As Democrats grow impatient about the slow release of results, Biden urged his followers to be patient and calm as the final votes are counted.
While acknowledging that partisan tensions are running high after the bitterly-contested election, Biden said Americans eventually needed to come together.
“Strong disagreements are healthy; they are a sign of a vigorous debate of deeply held views,” he said.
“But we have to remember, the purpose of our politics isn’t total unrelenting on warfare. No, the purpose of our politics, the work of the nation isn’t to fan the flames of conflict but to solve problems.”
Citing the fact that a record 74 million Americans had voted for him, Biden said it was clear that Americans had chosen “change over more of the same”.
“They have given us a mandate for action on COVID and the economy and climate change and systemic racism,” he said.
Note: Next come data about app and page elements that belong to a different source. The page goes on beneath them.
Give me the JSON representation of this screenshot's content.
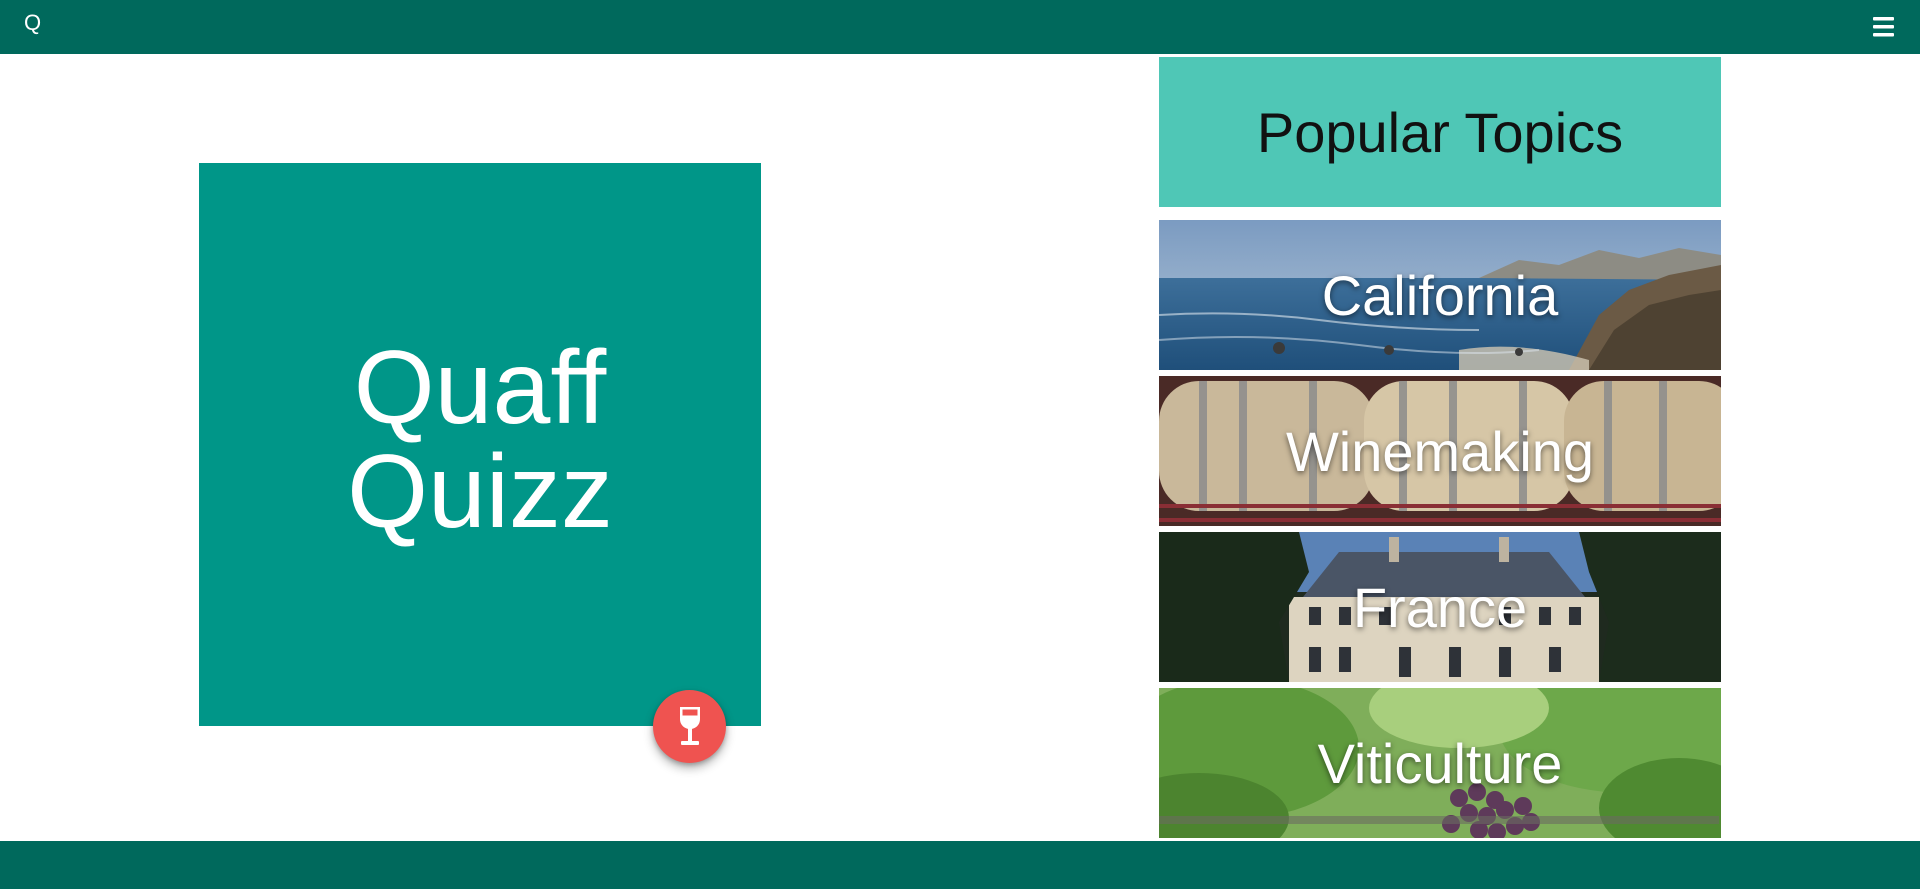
{
  "header": {
    "brand_letter": "Q",
    "menu_icon": "hamburger-menu-icon"
  },
  "hero": {
    "title": "Quaff\nQuizz",
    "fab_icon": "wine-glass-icon"
  },
  "topics": {
    "heading": "Popular Topics",
    "items": [
      {
        "label": "California",
        "image": "coastline-photo"
      },
      {
        "label": "Winemaking",
        "image": "wine-barrels-photo"
      },
      {
        "label": "France",
        "image": "chateau-photo"
      },
      {
        "label": "Viticulture",
        "image": "grapevine-photo"
      }
    ]
  },
  "colors": {
    "primary_dark": "#00695c",
    "primary": "#009688",
    "accent_light": "#4fc7b6",
    "fab": "#ef5350"
  }
}
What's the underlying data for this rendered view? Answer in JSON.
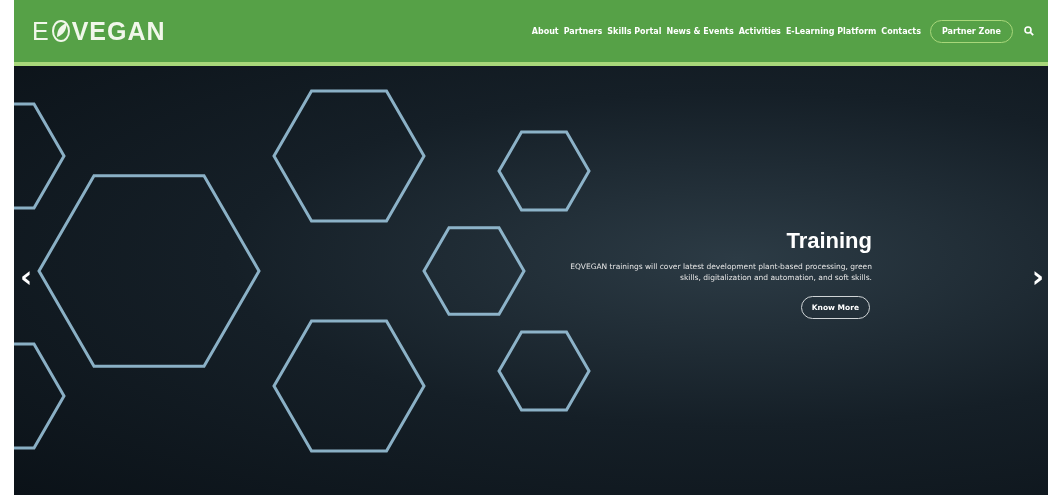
{
  "logo": {
    "before": "E",
    "after": "VEGAN"
  },
  "nav": {
    "links": [
      "About",
      "Partners",
      "Skills Portal",
      "News & Events",
      "Activities",
      "E-Learning Platform",
      "Contacts"
    ],
    "button": "Partner Zone"
  },
  "slide": {
    "title": "Training",
    "text": "EQVEGAN trainings will cover latest development plant-based processing, green skills, digitalization and automation, and soft skills.",
    "button": "Know More",
    "prev": "‹",
    "next": "›"
  }
}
“They made it clear they want the country to come together – not pull apart.”
He and running mate Kamala Harris were preparing to lead the nation while waiting for the final results.
“I want everyone to know that on day one, we are going to put our plan to control this virus
into action,” he said. “That can’t save any of the lives that have been lost, but it will save a lot of lives in the months ahead.”
He feared that daily coronavirus cases in the US could soon spike to 200,000 a day – double the current figure.
“The pandemic is getting significantly more worrisome all across the country,” he said.
As Biden was speaking, it was revealed that White House chief-of-staff Mark Meadows had contracted COVID-19, the latest member of Trump’s inner circle to test positive.
Two administration officials confirmed the diagnosis but offered no details on when the chief of staff came down with the virus or his condition. A Trump campaign aide also tested positive.
COVID-19 virus has killed more than 236,000 Americans so far this year. Cases in the US have increased more than 50 per cent in the past two weeks. The country reported a record 121,000 new coronavirus cases yesterday. It recorded 107,000 new daily infections on Thursday. Its previous record was 99,000 cases on October 30.
According to an AP analysis of data from Johns Hopkins University, the seven-day rolling average for daily new cases rose from 61,166 on October 22 to 94,625 on November 5.
Meadows travelled with Trump in the run-up to election day and last appeared in public on Wednesday without a mask as Trump falsely declared victory in the vote count. He had been one of the close aides around Trump when the President came down with the virus more than a month ago, but was tested daily and maintained his regular work schedule.
Biden now leads by approximately 30,000 votes in Pennsylvania and 4000 votes in Georgia after previously trailing in those states. With almost all the votes counted in Georgia and less than one tenth of a percentage point separating the candidates, the state appears to be headed for a recount.
After falling behind in Pennsylvania and Georgia, Trump’s complaints about the election process were softer than the previous day when he made baseless claims that Democrats were trying to steal the election.
“This is about the integrity of our entire election process,” the Trump campaign said in a statement.
“From the beginning we have said that all legal ballots must be counted and all illegal ballots should not be counted, yet we have met resistance to this basic principle by Democrats at every turn.”
The campaign’s attempts to challenge the legality of ballot-counting in Michigan and Georgia were quickly thrown out in those states.
Senior Republicans were also growing more emboldened to push back on the President’s claims of rampant fraud.
Republican Senator Mitt Romney said Trump was “wrong to say the election was rigged, corrupt and stolen”.
“Doing so damages the cause of freedom here and around the world, weakens the institutions that lie at the foundations of the republic, and recklessly inflames destructive and dangerous passions,” he said in a statement.
Republican Senator Ben Sasse said: “Voter fraud is poison to self-government.
“If the President’s legal team has real evidence, they need to present it immediately to both the public and the courts.”
Matthew Knott is North America correspondent for The Sydney Morning Herald and The Age.